quote 04:12:00 Why did the experiment fail? The only sections of the upper-level circulation system in use today are those created in the comprehensive development areas of London Wall and the Barbican, where tracts of bomb-damaged land were publicly redeveloped on a large scale and pedestrians could be forced aloft by the obliteration of the conventional street pattern. Elsewhere, the City tried to build its walkway system through negotiations with private landowners. Developers incorporated them grudgingly, designing them, for the most part, to minimum standards of size and finish. Crude, unwelcoming design and dark staircases discouraged pedestrian traffic. The upper level failed to attract services, shops, and front entrances. A remarkable amount of walkway was built, but once conservation took hold, the sections could never be connected. Without through routes pedestrians kept to ground level, reinforcing the failure of the experiment.
quote 22:23:05 In 1957 London County Council and the City of London Corporation agreed to modify plans for the commercial development of the area surrounding the Barbican.
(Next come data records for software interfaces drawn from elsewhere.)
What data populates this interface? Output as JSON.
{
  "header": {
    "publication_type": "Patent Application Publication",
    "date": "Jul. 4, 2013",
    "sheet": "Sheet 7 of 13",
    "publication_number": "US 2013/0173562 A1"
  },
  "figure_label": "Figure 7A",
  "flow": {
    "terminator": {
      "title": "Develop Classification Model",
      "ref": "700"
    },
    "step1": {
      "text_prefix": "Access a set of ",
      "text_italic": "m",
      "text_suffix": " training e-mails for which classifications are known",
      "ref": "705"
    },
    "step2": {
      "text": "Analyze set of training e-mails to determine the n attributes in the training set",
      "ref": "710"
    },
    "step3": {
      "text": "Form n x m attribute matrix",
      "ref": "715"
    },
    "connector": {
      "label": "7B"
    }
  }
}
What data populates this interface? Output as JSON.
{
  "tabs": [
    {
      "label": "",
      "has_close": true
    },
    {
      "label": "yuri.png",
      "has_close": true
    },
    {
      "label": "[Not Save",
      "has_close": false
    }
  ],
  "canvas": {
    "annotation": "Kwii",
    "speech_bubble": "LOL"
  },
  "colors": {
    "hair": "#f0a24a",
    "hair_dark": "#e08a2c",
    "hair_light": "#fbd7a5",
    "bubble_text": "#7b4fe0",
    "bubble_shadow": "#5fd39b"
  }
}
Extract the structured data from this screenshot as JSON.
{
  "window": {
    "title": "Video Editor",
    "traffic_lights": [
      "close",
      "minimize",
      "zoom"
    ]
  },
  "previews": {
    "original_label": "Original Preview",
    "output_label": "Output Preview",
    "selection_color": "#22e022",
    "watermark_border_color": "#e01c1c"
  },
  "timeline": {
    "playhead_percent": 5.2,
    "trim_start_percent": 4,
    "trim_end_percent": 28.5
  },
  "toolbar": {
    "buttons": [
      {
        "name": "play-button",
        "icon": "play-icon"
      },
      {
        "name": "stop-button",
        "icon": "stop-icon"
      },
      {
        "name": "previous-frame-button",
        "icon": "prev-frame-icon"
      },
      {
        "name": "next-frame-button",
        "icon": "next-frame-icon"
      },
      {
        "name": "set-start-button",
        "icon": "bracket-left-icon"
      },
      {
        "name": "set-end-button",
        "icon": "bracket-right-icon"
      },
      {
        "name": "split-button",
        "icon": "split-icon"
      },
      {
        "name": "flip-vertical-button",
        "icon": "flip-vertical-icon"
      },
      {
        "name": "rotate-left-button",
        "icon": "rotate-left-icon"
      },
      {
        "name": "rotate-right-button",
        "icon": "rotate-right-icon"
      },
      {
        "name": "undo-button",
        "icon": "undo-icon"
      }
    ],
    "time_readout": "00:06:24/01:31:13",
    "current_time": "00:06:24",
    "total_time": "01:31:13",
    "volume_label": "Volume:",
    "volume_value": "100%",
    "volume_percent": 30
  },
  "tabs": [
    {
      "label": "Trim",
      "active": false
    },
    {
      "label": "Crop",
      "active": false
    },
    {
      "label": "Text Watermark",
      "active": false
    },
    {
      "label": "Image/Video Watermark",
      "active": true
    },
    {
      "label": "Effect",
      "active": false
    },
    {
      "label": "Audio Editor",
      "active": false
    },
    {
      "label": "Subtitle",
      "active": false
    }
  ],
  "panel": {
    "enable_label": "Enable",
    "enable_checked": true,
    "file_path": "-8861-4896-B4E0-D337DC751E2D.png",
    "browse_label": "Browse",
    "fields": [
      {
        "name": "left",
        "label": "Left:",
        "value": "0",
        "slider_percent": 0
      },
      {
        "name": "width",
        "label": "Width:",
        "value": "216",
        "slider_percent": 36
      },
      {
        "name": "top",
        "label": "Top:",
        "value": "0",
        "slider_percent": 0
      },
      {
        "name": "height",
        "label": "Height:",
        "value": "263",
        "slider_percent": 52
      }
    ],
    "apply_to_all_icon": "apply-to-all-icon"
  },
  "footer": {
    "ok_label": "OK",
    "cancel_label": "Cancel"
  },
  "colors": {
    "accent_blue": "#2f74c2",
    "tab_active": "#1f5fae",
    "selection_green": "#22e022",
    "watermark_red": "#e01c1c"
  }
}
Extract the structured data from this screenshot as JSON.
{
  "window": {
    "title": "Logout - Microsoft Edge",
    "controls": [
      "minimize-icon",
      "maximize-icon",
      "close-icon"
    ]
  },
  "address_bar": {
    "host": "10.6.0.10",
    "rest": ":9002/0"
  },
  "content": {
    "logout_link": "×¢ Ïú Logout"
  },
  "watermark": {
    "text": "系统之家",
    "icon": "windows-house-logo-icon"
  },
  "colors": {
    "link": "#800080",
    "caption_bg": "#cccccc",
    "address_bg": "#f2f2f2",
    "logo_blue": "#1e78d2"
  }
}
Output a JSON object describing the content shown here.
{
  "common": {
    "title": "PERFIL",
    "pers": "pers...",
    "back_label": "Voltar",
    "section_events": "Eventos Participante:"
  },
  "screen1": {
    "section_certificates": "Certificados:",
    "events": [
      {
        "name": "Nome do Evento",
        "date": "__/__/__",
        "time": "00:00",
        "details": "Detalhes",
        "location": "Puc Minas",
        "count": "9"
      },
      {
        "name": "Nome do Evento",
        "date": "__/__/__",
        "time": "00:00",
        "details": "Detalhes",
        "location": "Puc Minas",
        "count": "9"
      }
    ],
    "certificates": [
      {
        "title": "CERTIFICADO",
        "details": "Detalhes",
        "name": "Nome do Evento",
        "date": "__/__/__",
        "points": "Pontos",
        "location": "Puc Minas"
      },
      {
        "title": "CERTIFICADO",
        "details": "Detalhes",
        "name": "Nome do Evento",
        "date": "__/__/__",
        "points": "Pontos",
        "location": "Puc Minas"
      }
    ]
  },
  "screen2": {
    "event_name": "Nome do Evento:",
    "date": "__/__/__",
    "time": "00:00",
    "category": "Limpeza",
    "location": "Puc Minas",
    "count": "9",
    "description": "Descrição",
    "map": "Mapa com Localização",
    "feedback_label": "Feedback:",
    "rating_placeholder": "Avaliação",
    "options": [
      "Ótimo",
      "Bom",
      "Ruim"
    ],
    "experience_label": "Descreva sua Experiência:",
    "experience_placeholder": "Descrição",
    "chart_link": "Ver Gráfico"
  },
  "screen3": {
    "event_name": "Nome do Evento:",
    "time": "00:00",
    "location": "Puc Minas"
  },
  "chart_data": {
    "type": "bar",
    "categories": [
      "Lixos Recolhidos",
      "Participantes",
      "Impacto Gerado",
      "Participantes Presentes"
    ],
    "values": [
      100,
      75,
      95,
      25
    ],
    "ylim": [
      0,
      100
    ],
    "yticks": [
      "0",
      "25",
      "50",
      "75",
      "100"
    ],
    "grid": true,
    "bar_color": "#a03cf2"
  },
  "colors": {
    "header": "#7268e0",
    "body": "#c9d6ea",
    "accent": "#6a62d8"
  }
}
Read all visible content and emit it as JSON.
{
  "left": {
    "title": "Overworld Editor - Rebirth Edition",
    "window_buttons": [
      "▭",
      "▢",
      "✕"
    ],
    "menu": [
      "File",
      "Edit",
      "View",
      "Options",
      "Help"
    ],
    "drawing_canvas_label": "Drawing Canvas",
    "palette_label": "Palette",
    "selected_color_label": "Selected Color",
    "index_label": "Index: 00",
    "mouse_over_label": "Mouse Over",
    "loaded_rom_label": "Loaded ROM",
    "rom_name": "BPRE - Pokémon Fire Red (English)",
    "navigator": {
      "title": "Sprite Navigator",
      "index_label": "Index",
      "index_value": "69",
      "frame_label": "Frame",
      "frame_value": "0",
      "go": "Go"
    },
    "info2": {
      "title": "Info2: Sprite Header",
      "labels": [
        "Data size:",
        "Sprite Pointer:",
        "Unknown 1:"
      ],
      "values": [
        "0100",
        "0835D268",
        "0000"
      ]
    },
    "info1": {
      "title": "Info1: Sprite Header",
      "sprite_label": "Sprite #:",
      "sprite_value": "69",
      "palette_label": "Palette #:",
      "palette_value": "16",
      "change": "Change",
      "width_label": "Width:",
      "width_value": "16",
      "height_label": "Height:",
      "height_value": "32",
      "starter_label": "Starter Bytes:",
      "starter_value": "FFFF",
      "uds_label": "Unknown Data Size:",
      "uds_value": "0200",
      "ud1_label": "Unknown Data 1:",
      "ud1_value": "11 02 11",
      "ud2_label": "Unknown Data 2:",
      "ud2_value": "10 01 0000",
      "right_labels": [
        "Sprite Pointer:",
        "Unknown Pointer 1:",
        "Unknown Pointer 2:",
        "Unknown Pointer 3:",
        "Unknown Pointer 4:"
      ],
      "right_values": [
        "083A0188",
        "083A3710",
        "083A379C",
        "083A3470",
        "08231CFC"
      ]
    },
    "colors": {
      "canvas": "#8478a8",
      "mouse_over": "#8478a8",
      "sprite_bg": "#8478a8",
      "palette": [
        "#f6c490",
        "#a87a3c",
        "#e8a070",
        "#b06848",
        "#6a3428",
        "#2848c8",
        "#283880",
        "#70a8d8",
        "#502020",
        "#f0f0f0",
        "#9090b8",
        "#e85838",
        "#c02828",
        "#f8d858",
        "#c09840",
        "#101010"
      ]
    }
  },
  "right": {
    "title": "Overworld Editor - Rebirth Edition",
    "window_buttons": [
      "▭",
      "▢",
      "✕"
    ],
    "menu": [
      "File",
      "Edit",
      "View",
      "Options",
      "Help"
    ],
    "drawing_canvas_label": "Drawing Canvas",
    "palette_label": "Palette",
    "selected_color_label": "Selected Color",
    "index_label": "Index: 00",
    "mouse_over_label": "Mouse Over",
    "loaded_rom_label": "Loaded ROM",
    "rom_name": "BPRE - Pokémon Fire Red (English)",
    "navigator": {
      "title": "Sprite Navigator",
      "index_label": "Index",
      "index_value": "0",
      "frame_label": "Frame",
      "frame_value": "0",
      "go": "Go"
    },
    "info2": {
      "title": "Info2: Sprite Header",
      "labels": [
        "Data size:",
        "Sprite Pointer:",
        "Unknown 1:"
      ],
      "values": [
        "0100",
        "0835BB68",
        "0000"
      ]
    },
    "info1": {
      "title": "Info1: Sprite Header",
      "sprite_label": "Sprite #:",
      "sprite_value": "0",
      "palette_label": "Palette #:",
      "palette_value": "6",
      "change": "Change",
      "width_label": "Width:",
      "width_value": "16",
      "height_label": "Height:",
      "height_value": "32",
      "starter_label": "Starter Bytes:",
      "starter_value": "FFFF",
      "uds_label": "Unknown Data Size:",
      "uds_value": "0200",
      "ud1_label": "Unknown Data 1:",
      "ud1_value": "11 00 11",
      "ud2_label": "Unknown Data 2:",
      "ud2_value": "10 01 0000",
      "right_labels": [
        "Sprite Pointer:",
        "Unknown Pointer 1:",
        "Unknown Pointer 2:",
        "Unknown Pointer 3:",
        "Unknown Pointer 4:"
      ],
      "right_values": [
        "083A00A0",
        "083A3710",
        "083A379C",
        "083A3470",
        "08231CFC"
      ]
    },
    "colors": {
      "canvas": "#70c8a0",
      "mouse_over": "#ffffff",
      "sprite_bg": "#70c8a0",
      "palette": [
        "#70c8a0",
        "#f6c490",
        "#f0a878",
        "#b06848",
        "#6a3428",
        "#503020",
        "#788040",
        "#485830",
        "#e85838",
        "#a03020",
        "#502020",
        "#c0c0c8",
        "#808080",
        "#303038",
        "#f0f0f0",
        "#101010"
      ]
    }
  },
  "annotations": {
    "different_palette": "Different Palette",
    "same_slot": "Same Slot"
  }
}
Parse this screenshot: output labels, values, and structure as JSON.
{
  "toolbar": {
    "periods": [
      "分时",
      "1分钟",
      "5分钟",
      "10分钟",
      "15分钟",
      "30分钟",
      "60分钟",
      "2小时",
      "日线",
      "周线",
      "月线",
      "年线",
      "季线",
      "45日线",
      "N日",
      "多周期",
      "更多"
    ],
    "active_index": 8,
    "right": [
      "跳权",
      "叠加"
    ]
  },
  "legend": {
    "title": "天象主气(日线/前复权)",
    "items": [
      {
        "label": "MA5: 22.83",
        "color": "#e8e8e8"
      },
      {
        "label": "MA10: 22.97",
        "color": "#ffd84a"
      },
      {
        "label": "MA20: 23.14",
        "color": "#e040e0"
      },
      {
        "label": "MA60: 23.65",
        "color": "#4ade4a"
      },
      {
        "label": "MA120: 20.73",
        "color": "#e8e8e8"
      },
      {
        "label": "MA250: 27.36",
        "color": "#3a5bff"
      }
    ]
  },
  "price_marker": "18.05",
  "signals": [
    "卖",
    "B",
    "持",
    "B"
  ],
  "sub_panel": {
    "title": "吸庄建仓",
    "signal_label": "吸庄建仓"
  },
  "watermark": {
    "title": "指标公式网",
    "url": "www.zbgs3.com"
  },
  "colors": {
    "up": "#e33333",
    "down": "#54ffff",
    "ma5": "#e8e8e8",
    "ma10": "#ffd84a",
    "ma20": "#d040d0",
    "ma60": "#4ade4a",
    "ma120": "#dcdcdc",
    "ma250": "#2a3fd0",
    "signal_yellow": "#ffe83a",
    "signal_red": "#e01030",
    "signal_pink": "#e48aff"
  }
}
There were to be only three new office blocks so as not to overshadow the estate and the raised walkway was to be extended into the commercial area.
24 January 1956: Plans unveiled for homes in Barbican, from On This Day site at BBC News.
quote 21:46:00 As she unveiled a plaque commemorating the opening of the Barbican, the Queen said: “What has been created here must be one of the wonders of the modern world.